David Carney, Petitioner-appellant, v. Howard Carlton, Warden, Respondent-appellee, 989 F.2d 498 (6th Cir. 1993)

Annotate this Case
U.S. Court of Appeals for the Sixth Circuit - 989 F.2d 498 (6th Cir. 1993) March 19, 1993

Before KENNEDY and SUHRHEINRICH, Circuit Judges, and SPIEGEL, District Judge.* 

ORDER

David Carney, a Tennessee state prisoner, appeals pro se from the dismissal of his petition for a writ of habeas corpus filed under 28 U.S.C. § 2254. This case has been referred to a panel of the court pursuant to Rule 9(a), Rules of the Sixth Circuit. Upon examination, this panel unanimously agrees that oral argument is not needed. Fed. R. App. P. 34(a).

Carney was convicted following a jury trial of second degree murder and was sentenced to life imprisonment. From his petition it appears that his conviction was affirmed on direct appeal in the Tennessee state courts, and that he has filed several unsuccessful state post-conviction actions. He also apparently has filed a previous federal habeas petition. In this petition, Carney alleged that he had been denied a transcript for purposes of appeal, that his counsel had been ineffective in failing to object to prosecutorial misconduct, and that the trial court had erred in limiting the number of preemptory challenges allowed and in excluding relevant evidence. Before a response was filed, the district court dismissed this petition, finding that none of the issues had been presented to the Tennessee Supreme Court, and that Carney had not established cause and prejudice to excuse this procedureal default. On appeal, Carney argues that at least some of the issues raised were presented to the Tennessee Supreme Court.
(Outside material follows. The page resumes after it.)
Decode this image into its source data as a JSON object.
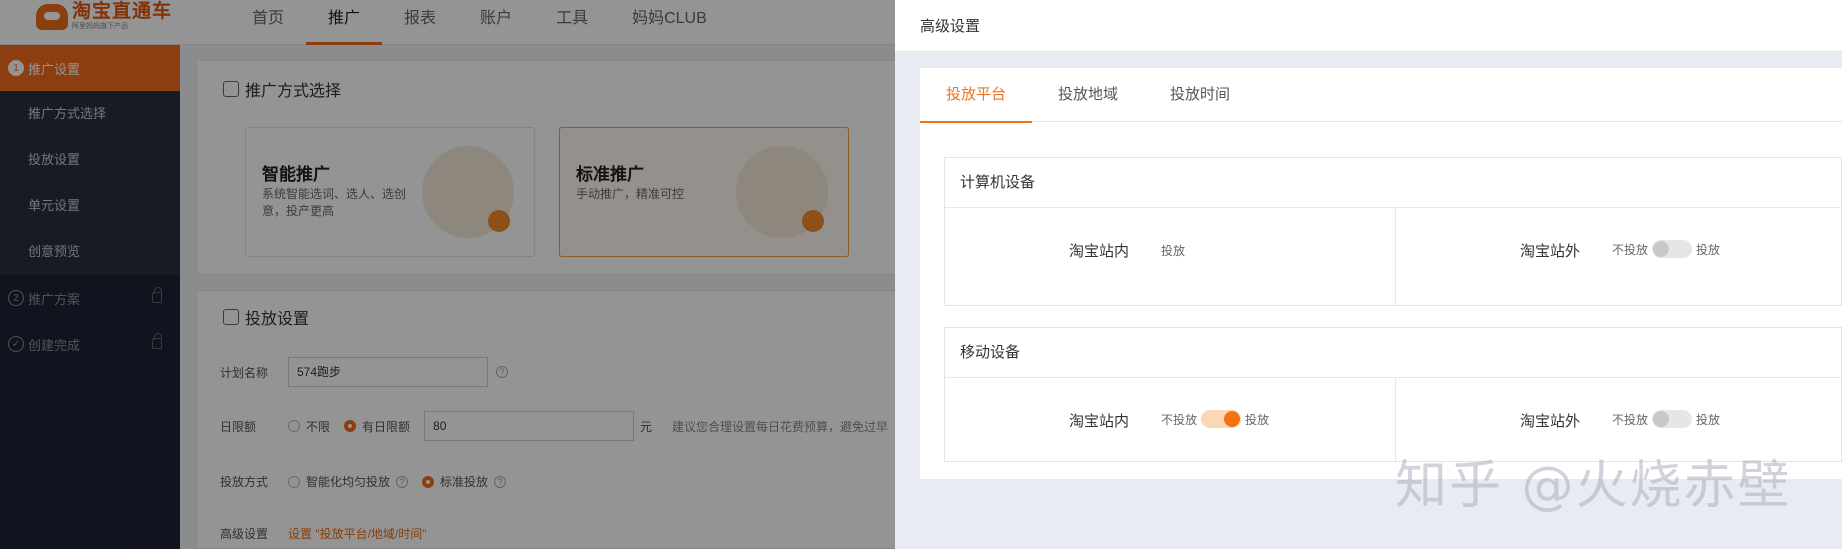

This court previously granted a certificate of probable cause to appeal.

In order to exhaust state court remedies, a petitioner is required to give the highest court in the state an opportunity to rule on his claims. See Manning v. Alexander, 912 F.2d 878, 881 (6th Cir. 1990). The district court was correct in ruling that, if Carney had not presented the issues now raised to the Tennessee Supreme Court, his petition should be dismissed as there is no showing of cause and prejudice to excuse such a procedural default. Cf. Wainwright v. Sykes, 433 U.S. 72, 84 (1977). Unfortunately, without the benefit of a response containing the state court records, it is impossible to discern whether any of the issues raised were properly exhausted. The petition itself indicates that some of the issues may have been properly exhausted on direct appeal in the state courts. Additionally, some of the issues may have been pursued to the Supreme Court in a post-conviction proceeding, although the petition fails to allege such exhaustion. Any such properly exhausted issues would need to be examined on the merits.

Accordingly, the district court's order is vacated and this case is remanded for further proceedings to allow the respondent to document the state court proceedings. Thereafter, any exhausted issues should be addressed on the merits, and the issues on which Carney procedurally defaulted would be properly dismissed. Rule 9(b) (3), Rules of the Sixth Circuit.

 *

The Honorable S. Arthur Spiegel, U.S. District Judge for the Southern District of Ohio, sitting by designation